■ **Your assignment**
Go through the lines below and tally each one holding "Correction". Write only the total.

■ **Listed entries**

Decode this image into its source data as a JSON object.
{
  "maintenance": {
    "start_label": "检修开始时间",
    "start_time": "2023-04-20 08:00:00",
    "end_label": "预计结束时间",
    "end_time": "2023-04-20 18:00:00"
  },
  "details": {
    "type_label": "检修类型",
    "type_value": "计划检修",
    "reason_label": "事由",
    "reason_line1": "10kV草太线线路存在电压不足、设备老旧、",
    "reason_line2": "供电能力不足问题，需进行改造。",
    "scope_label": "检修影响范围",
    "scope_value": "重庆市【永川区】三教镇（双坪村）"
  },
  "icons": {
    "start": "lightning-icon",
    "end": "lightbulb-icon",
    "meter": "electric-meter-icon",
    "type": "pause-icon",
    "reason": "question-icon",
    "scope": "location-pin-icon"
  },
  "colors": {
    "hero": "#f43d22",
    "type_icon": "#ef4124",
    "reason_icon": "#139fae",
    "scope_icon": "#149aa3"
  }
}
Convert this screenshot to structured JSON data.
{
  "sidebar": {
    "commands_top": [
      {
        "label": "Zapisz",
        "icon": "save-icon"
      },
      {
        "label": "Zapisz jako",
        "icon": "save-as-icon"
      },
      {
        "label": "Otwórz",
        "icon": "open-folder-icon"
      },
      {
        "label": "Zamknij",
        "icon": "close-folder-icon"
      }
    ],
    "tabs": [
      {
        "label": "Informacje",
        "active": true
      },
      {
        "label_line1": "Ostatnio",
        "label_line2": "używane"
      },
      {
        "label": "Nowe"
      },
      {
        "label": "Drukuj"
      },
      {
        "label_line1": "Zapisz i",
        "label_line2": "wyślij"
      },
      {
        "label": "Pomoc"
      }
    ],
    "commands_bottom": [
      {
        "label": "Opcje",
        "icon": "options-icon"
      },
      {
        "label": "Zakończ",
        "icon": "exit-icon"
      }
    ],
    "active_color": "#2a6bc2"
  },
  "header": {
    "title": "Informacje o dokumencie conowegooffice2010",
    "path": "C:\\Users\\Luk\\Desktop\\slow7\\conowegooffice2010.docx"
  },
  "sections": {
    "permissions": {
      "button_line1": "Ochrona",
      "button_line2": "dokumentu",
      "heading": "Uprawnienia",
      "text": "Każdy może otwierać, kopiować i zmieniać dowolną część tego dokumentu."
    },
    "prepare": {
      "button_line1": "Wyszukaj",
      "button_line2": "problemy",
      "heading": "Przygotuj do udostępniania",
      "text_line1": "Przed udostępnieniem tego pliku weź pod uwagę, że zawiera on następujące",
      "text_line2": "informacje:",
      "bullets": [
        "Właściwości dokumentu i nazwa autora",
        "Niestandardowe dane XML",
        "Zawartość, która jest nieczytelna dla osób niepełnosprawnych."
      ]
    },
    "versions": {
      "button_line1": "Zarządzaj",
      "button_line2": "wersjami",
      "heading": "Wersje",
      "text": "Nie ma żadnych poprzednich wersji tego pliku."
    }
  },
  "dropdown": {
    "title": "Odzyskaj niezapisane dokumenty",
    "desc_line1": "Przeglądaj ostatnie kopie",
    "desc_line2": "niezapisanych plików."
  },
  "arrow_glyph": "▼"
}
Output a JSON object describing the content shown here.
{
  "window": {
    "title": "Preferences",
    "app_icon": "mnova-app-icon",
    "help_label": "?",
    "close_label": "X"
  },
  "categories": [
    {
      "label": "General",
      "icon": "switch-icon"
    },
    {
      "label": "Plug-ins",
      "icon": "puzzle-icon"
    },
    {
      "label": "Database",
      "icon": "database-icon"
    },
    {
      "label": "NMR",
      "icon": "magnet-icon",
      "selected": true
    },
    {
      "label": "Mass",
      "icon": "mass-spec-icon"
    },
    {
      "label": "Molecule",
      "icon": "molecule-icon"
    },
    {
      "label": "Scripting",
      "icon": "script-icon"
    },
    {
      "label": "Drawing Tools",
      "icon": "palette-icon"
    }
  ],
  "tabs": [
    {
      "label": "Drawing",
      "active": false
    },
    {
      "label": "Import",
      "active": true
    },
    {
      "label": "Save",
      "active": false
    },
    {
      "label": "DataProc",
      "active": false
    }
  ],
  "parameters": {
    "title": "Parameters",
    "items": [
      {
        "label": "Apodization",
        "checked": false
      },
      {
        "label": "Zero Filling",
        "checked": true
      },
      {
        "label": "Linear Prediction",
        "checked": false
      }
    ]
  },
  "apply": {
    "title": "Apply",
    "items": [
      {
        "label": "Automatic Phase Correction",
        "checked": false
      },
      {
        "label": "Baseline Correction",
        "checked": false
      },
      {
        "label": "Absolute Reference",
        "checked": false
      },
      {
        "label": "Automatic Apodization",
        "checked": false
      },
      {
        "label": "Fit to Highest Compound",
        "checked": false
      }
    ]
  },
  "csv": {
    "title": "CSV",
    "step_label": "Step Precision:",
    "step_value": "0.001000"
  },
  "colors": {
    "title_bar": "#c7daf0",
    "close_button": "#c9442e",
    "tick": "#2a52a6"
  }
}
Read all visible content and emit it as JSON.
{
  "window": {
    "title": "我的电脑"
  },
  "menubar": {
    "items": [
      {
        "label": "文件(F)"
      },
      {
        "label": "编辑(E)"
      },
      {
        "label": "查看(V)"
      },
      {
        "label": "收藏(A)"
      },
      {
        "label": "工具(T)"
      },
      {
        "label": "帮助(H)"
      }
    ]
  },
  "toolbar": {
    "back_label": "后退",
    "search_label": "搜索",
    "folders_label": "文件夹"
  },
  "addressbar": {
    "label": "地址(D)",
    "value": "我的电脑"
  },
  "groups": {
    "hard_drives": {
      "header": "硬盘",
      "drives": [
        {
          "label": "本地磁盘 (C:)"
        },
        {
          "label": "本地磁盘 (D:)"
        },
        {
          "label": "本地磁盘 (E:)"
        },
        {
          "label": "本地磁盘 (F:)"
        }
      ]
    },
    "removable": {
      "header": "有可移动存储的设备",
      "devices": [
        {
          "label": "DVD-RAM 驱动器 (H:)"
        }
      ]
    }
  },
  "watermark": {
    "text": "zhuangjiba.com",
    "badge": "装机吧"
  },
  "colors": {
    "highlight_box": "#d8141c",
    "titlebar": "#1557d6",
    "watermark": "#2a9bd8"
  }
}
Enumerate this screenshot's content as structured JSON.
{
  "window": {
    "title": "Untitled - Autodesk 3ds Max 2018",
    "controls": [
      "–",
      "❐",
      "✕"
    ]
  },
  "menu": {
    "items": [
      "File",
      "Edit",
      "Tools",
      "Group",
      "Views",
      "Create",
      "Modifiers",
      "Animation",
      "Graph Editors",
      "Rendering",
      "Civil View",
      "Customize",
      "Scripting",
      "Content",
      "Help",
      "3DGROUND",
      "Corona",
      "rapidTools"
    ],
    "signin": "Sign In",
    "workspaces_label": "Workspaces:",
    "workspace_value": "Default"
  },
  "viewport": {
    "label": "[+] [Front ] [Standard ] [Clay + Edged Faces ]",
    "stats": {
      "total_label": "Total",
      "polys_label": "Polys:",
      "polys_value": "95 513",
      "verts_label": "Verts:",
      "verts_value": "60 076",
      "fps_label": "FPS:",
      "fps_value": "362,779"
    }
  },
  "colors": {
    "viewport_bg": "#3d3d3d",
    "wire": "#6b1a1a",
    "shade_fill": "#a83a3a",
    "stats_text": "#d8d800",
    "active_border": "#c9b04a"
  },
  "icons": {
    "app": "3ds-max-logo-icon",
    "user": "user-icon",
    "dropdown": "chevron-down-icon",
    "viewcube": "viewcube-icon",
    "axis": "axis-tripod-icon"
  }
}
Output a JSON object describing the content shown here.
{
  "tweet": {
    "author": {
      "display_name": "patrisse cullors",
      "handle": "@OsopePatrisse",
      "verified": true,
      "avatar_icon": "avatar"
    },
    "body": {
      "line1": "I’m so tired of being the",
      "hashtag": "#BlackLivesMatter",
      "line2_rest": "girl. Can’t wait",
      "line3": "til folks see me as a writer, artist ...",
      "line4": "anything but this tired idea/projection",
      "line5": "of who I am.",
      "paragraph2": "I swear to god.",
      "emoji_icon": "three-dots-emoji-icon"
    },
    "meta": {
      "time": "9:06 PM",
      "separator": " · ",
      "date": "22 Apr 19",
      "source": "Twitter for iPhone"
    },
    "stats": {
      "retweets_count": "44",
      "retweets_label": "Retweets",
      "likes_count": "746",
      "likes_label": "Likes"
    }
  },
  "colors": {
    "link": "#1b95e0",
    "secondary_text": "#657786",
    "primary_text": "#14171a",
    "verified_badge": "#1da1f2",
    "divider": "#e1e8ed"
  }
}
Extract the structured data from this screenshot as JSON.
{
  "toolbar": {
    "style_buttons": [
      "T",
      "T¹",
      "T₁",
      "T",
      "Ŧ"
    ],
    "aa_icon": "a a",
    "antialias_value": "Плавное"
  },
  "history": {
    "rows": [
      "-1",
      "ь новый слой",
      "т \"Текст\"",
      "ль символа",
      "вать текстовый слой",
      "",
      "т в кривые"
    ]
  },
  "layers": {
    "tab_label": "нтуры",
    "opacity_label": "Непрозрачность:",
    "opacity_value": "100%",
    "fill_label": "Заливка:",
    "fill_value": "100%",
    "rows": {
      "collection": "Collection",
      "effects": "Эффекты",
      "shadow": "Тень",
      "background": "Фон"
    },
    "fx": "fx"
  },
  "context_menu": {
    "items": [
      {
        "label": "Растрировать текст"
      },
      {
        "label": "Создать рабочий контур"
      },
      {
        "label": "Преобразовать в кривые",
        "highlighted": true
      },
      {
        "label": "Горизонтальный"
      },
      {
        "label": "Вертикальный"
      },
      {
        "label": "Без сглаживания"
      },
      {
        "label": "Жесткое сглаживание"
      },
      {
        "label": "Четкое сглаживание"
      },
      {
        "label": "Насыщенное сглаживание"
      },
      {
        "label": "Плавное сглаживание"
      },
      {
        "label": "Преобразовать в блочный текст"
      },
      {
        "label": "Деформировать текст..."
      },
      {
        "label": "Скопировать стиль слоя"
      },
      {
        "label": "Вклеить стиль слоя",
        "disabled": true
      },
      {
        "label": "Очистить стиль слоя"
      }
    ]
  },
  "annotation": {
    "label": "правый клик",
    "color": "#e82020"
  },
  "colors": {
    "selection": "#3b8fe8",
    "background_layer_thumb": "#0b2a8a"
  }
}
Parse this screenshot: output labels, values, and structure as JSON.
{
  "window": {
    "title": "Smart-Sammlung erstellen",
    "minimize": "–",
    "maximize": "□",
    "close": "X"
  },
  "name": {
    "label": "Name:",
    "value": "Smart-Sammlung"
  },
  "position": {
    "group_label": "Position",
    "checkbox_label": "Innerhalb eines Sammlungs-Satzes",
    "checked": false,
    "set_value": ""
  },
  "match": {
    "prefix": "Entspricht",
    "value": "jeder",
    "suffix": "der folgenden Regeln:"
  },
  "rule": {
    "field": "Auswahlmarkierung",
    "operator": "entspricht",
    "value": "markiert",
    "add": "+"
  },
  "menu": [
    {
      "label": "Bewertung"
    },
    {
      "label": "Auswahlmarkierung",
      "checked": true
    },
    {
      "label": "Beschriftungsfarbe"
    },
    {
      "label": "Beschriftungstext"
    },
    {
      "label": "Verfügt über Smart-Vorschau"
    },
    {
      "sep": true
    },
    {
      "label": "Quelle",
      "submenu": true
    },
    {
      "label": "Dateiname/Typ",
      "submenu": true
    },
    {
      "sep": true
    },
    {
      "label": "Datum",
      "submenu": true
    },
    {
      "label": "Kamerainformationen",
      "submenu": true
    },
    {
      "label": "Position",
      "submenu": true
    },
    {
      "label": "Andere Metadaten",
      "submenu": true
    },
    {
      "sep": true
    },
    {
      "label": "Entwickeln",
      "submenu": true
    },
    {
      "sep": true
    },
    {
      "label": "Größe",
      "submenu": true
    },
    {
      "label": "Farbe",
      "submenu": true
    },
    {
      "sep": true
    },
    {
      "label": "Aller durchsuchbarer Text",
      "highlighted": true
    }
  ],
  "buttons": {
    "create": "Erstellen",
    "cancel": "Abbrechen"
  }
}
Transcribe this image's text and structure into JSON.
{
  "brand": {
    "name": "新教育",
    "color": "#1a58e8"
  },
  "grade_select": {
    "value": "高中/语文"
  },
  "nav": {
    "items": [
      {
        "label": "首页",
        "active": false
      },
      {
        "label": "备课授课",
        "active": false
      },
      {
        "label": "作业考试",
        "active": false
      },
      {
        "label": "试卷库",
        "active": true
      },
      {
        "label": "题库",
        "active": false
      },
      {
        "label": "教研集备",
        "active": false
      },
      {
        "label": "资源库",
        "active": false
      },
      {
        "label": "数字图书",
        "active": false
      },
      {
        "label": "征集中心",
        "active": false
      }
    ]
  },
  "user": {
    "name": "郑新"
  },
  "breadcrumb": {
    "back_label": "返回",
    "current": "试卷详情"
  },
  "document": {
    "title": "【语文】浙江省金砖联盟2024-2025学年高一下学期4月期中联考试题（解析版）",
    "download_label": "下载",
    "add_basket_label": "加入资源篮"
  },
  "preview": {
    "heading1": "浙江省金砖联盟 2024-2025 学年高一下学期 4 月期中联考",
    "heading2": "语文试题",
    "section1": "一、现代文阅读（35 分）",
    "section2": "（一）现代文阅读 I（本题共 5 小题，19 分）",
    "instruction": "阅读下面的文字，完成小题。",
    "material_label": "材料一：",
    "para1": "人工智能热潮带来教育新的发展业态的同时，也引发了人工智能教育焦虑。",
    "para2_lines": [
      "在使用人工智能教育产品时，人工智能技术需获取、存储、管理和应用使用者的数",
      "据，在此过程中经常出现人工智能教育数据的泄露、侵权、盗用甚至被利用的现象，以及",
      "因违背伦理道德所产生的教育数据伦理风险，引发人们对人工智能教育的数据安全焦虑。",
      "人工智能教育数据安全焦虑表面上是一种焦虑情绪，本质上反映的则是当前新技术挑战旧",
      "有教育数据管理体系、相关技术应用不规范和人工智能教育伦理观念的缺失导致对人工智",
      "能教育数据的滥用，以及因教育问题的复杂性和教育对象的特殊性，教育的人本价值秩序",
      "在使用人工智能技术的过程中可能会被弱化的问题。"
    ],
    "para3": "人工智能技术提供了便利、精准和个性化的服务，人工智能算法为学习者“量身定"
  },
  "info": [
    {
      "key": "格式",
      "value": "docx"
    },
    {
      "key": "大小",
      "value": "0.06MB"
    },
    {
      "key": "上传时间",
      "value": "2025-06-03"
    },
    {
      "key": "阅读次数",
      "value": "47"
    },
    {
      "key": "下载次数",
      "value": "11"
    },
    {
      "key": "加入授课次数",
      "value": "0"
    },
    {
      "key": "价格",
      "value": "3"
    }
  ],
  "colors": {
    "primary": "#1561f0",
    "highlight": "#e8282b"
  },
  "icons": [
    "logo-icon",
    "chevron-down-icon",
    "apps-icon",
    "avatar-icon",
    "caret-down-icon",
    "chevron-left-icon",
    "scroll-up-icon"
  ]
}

■ **Result**
2